What this task involves => Every single entry must be restated word for word.
#### The input ####
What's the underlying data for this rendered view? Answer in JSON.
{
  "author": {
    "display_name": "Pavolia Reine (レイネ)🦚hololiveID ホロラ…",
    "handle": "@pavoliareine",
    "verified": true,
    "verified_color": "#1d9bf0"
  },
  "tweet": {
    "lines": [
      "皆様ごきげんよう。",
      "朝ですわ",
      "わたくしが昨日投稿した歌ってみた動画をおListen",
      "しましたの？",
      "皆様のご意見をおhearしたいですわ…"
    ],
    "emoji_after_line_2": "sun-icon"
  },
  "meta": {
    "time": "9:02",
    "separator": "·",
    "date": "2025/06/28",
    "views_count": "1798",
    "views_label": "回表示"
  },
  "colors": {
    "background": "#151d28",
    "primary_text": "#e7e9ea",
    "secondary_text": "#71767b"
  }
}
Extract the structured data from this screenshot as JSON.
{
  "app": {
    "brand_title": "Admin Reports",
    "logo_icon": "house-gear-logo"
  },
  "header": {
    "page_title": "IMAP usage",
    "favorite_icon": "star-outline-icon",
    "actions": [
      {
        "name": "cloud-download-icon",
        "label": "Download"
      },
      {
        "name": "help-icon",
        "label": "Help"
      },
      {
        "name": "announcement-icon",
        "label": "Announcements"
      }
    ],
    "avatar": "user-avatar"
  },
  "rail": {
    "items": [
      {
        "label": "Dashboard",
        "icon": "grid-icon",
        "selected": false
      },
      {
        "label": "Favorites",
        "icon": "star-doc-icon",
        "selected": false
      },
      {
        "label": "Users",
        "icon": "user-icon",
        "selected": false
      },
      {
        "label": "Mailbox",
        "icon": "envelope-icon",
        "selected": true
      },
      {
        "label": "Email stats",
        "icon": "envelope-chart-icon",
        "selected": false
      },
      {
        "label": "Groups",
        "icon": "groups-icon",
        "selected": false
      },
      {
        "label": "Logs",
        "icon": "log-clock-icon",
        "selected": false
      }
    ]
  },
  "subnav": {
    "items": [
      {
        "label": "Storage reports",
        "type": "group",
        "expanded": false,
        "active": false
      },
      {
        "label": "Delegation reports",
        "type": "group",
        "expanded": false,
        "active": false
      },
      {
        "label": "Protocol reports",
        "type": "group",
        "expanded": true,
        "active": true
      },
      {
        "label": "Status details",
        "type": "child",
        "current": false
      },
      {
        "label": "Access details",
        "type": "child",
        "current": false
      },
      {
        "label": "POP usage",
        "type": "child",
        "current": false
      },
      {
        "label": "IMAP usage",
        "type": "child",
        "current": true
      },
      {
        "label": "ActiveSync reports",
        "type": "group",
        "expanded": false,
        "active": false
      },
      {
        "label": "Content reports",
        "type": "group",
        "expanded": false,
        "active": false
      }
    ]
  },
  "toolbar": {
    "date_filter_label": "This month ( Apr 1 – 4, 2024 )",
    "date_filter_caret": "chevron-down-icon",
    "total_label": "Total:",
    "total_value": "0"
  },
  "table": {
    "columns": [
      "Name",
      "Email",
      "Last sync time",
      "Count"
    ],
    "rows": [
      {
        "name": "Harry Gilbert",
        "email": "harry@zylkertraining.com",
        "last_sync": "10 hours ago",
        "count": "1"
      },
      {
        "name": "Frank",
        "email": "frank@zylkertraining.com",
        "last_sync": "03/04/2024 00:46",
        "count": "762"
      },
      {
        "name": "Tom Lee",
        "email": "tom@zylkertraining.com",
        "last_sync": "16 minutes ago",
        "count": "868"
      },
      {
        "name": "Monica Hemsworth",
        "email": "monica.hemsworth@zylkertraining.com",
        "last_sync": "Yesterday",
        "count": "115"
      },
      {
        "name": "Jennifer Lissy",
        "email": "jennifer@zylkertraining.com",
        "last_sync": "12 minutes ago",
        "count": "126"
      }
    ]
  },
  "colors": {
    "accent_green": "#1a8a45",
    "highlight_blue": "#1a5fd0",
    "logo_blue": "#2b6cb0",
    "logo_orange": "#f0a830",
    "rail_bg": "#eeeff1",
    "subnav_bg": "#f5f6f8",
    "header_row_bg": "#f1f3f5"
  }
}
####
Exercise solution =>
What's the underlying data for this rendered view? Answer in JSON.
{
  "author": {
    "display_name": "Pavolia Reine (レイネ)🦚hololiveID ホロラ…",
    "handle": "@pavoliareine",
    "verified": true,
    "verified_color": "#1d9bf0"
  },
  "tweet": {
    "lines": [
      "皆様ごきげんよう。",
      "朝ですわ",
      "わたくしが昨日投稿した歌ってみた動画をおListen",
      "しましたの？",
      "皆様のご意見をおhearしたいですわ…"
    ],
    "emoji_after_line_2": "sun-icon"
  },
  "meta": {
    "time": "9:02",
    "separator": "·",
    "date": "2025/06/28",
    "views_count": "1798",
    "views_label": "回表示"
  },
  "colors": {
    "background": "#151d28",
    "primary_text": "#e7e9ea",
    "secondary_text": "#71767b"
  }
}
Extract the structured data from this screenshot as JSON.
{
  "app": {
    "brand_title": "Admin Reports",
    "logo_icon": "house-gear-logo"
  },
  "header": {
    "page_title": "IMAP usage",
    "favorite_icon": "star-outline-icon",
    "actions": [
      {
        "name": "cloud-download-icon",
        "label": "Download"
      },
      {
        "name": "help-icon",
        "label": "Help"
      },
      {
        "name": "announcement-icon",
        "label": "Announcements"
      }
    ],
    "avatar": "user-avatar"
  },
  "rail": {
    "items": [
      {
        "label": "Dashboard",
        "icon": "grid-icon",
        "selected": false
      },
      {
        "label": "Favorites",
        "icon": "star-doc-icon",
        "selected": false
      },
      {
        "label": "Users",
        "icon": "user-icon",
        "selected": false
      },
      {
        "label": "Mailbox",
        "icon": "envelope-icon",
        "selected": true
      },
      {
        "label": "Email stats",
        "icon": "envelope-chart-icon",
        "selected": false
      },
      {
        "label": "Groups",
        "icon": "groups-icon",
        "selected": false
      },
      {
        "label": "Logs",
        "icon": "log-clock-icon",
        "selected": false
      }
    ]
  },
  "subnav": {
    "items": [
      {
        "label": "Storage reports",
        "type": "group",
        "expanded": false,
        "active": false
      },
      {
        "label": "Delegation reports",
        "type": "group",
        "expanded": false,
        "active": false
      },
      {
        "label": "Protocol reports",
        "type": "group",
        "expanded": true,
        "active": true
      },
      {
        "label": "Status details",
        "type": "child",
        "current": false
      },
      {
        "label": "Access details",
        "type": "child",
        "current": false
      },
      {
        "label": "POP usage",
        "type": "child",
        "current": false
      },
      {
        "label": "IMAP usage",
        "type": "child",
        "current": true
      },
      {
        "label": "ActiveSync reports",
        "type": "group",
        "expanded": false,
        "active": false
      },
      {
        "label": "Content reports",
        "type": "group",
        "expanded": false,
        "active": false
      }
    ]
  },
  "toolbar": {
    "date_filter_label": "This month ( Apr 1 – 4, 2024 )",
    "date_filter_caret": "chevron-down-icon",
    "total_label": "Total:",
    "total_value": "0"
  },
  "table": {
    "columns": [
      "Name",
      "Email",
      "Last sync time",
      "Count"
    ],
    "rows": [
      {
        "name": "Harry Gilbert",
        "email": "harry@zylkertraining.com",
        "last_sync": "10 hours ago",
        "count": "1"
      },
      {
        "name": "Frank",
        "email": "frank@zylkertraining.com",
        "last_sync": "03/04/2024 00:46",
        "count": "762"
      },
      {
        "name": "Tom Lee",
        "email": "tom@zylkertraining.com",
        "last_sync": "16 minutes ago",
        "count": "868"
      },
      {
        "name": "Monica Hemsworth",
        "email": "monica.hemsworth@zylkertraining.com",
        "last_sync": "Yesterday",
        "count": "115"
      },
      {
        "name": "Jennifer Lissy",
        "email": "jennifer@zylkertraining.com",
        "last_sync": "12 minutes ago",
        "count": "126"
      }
    ]
  },
  "colors": {
    "accent_green": "#1a8a45",
    "highlight_blue": "#1a5fd0",
    "logo_blue": "#2b6cb0",
    "logo_orange": "#f0a830",
    "rail_bg": "#eeeff1",
    "subnav_bg": "#f5f6f8",
    "header_row_bg": "#f1f3f5"
  }
}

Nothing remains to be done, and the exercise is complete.